**Description of the task:** Return all the entries below exactly as they were given.

**Listed records:**

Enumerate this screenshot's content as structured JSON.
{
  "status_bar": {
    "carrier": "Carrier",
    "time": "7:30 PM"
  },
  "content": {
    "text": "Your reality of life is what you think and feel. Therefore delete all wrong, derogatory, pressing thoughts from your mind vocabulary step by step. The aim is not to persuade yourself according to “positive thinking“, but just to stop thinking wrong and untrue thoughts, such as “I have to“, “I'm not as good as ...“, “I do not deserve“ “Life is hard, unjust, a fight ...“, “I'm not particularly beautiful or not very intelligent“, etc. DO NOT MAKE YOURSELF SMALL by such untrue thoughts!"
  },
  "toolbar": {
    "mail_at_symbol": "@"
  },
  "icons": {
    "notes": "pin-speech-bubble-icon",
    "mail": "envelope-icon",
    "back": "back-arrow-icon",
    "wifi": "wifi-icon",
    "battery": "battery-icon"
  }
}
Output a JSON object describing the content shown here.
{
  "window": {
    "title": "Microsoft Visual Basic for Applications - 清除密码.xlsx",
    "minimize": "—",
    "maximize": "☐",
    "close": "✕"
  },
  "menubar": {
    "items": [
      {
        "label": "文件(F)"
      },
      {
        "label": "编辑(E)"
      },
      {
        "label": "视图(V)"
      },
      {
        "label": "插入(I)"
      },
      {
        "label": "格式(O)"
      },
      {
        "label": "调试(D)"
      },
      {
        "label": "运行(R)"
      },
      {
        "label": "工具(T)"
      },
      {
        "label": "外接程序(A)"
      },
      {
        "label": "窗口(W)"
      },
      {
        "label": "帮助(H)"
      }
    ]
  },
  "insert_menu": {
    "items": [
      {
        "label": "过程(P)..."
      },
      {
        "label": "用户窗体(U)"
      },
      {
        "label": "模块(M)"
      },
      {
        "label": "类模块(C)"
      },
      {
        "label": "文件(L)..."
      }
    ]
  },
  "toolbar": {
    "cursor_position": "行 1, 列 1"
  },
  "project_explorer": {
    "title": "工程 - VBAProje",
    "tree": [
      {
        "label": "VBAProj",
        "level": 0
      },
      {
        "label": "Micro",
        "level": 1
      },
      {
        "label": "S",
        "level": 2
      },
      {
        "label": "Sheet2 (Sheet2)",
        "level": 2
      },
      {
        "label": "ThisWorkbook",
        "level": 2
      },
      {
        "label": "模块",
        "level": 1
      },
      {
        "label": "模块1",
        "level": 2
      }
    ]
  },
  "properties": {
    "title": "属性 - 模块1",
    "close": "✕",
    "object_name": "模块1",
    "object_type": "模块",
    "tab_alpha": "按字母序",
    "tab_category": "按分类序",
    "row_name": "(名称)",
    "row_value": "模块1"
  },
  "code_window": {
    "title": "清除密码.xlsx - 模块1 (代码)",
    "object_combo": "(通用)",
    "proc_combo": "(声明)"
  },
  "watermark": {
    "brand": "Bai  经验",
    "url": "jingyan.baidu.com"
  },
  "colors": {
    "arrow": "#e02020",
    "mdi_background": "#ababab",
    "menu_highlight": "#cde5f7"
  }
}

**Output of the task:**
Enumerate this screenshot's content as structured JSON.
{
  "status_bar": {
    "carrier": "Carrier",
    "time": "7:30 PM"
  },
  "content": {
    "text": "Your reality of life is what you think and feel. Therefore delete all wrong, derogatory, pressing thoughts from your mind vocabulary step by step. The aim is not to persuade yourself according to “positive thinking“, but just to stop thinking wrong and untrue thoughts, such as “I have to“, “I'm not as good as ...“, “I do not deserve“ “Life is hard, unjust, a fight ...“, “I'm not particularly beautiful or not very intelligent“, etc. DO NOT MAKE YOURSELF SMALL by such untrue thoughts!"
  },
  "toolbar": {
    "mail_at_symbol": "@"
  },
  "icons": {
    "notes": "pin-speech-bubble-icon",
    "mail": "envelope-icon",
    "back": "back-arrow-icon",
    "wifi": "wifi-icon",
    "battery": "battery-icon"
  }
}
Output a JSON object describing the content shown here.
{
  "window": {
    "title": "Microsoft Visual Basic for Applications - 清除密码.xlsx",
    "minimize": "—",
    "maximize": "☐",
    "close": "✕"
  },
  "menubar": {
    "items": [
      {
        "label": "文件(F)"
      },
      {
        "label": "编辑(E)"
      },
      {
        "label": "视图(V)"
      },
      {
        "label": "插入(I)"
      },
      {
        "label": "格式(O)"
      },
      {
        "label": "调试(D)"
      },
      {
        "label": "运行(R)"
      },
      {
        "label": "工具(T)"
      },
      {
        "label": "外接程序(A)"
      },
      {
        "label": "窗口(W)"
      },
      {
        "label": "帮助(H)"
      }
    ]
  },
  "insert_menu": {
    "items": [
      {
        "label": "过程(P)..."
      },
      {
        "label": "用户窗体(U)"
      },
      {
        "label": "模块(M)"
      },
      {
        "label": "类模块(C)"
      },
      {
        "label": "文件(L)..."
      }
    ]
  },
  "toolbar": {
    "cursor_position": "行 1, 列 1"
  },
  "project_explorer": {
    "title": "工程 - VBAProje",
    "tree": [
      {
        "label": "VBAProj",
        "level": 0
      },
      {
        "label": "Micro",
        "level": 1
      },
      {
        "label": "S",
        "level": 2
      },
      {
        "label": "Sheet2 (Sheet2)",
        "level": 2
      },
      {
        "label": "ThisWorkbook",
        "level": 2
      },
      {
        "label": "模块",
        "level": 1
      },
      {
        "label": "模块1",
        "level": 2
      }
    ]
  },
  "properties": {
    "title": "属性 - 模块1",
    "close": "✕",
    "object_name": "模块1",
    "object_type": "模块",
    "tab_alpha": "按字母序",
    "tab_category": "按分类序",
    "row_name": "(名称)",
    "row_value": "模块1"
  },
  "code_window": {
    "title": "清除密码.xlsx - 模块1 (代码)",
    "object_combo": "(通用)",
    "proc_combo": "(声明)"
  },
  "watermark": {
    "brand": "Bai  经验",
    "url": "jingyan.baidu.com"
  },
  "colors": {
    "arrow": "#e02020",
    "mdi_background": "#ababab",
    "menu_highlight": "#cde5f7"
  }
}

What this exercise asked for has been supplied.